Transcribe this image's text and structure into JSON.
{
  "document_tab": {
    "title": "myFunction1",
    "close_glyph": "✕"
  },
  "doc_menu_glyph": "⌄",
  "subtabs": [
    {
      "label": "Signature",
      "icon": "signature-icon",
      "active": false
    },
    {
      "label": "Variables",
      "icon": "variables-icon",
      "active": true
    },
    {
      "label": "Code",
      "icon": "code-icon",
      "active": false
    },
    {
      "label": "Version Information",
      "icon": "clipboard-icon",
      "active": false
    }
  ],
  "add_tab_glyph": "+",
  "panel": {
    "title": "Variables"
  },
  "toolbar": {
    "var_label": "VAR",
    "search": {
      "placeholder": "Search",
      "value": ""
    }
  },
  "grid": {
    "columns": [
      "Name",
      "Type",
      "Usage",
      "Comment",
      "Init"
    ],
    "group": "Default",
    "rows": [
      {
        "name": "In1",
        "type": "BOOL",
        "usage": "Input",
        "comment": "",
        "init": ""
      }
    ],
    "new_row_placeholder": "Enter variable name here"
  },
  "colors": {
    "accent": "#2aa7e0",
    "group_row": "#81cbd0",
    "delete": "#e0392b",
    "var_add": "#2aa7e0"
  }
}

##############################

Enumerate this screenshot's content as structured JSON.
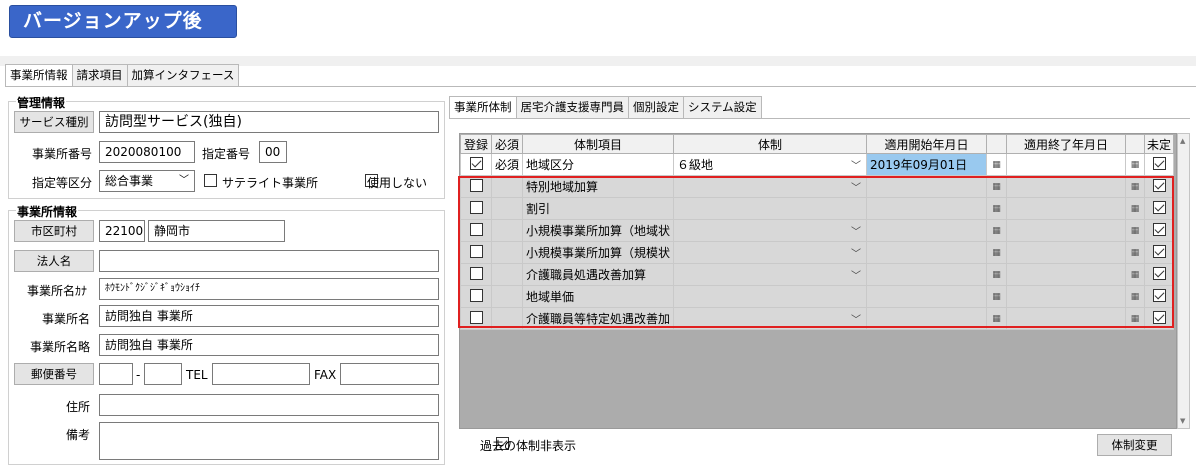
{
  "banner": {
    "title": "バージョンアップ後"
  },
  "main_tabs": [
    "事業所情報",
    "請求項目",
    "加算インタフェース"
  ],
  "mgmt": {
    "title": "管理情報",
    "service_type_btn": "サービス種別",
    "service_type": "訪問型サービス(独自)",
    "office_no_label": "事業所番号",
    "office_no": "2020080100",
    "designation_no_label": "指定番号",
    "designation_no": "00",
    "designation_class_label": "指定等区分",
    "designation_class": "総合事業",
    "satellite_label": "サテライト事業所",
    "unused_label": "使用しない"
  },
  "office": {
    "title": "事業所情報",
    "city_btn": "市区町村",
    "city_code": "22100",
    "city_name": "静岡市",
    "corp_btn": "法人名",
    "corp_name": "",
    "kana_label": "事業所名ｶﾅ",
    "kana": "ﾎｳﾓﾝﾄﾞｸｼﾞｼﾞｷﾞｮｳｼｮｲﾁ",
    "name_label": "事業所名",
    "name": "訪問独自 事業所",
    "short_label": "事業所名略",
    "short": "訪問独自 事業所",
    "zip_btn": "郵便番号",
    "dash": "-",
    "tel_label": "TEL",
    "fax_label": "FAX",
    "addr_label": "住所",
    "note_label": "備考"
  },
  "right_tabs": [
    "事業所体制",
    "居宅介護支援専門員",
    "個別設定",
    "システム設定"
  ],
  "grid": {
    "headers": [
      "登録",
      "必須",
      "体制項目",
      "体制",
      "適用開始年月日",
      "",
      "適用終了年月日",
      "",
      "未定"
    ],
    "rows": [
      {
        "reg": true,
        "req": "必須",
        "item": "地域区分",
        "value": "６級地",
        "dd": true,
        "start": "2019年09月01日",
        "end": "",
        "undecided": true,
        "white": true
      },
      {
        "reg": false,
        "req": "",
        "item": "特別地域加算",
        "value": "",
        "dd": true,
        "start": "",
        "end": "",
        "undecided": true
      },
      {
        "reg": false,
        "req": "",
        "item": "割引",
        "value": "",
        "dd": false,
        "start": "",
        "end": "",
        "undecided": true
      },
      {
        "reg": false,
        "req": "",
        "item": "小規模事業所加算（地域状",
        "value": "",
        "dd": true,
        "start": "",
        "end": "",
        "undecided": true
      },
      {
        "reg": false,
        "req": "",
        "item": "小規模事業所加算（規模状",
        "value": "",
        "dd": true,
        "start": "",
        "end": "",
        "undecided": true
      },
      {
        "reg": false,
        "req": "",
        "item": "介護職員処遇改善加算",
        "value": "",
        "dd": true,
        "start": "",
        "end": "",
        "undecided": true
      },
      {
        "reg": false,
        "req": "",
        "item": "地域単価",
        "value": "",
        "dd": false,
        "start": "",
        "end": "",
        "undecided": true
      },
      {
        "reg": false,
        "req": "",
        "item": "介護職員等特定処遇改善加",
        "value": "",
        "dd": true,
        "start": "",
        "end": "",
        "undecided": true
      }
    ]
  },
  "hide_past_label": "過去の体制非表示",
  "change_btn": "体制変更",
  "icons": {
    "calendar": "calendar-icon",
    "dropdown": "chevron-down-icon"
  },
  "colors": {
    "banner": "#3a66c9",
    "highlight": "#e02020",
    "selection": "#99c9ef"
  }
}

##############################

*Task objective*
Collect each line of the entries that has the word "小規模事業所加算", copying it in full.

*Written answer*
        "item": "小規模事業所加算（地域状",
        "item": "小規模事業所加算（規模状",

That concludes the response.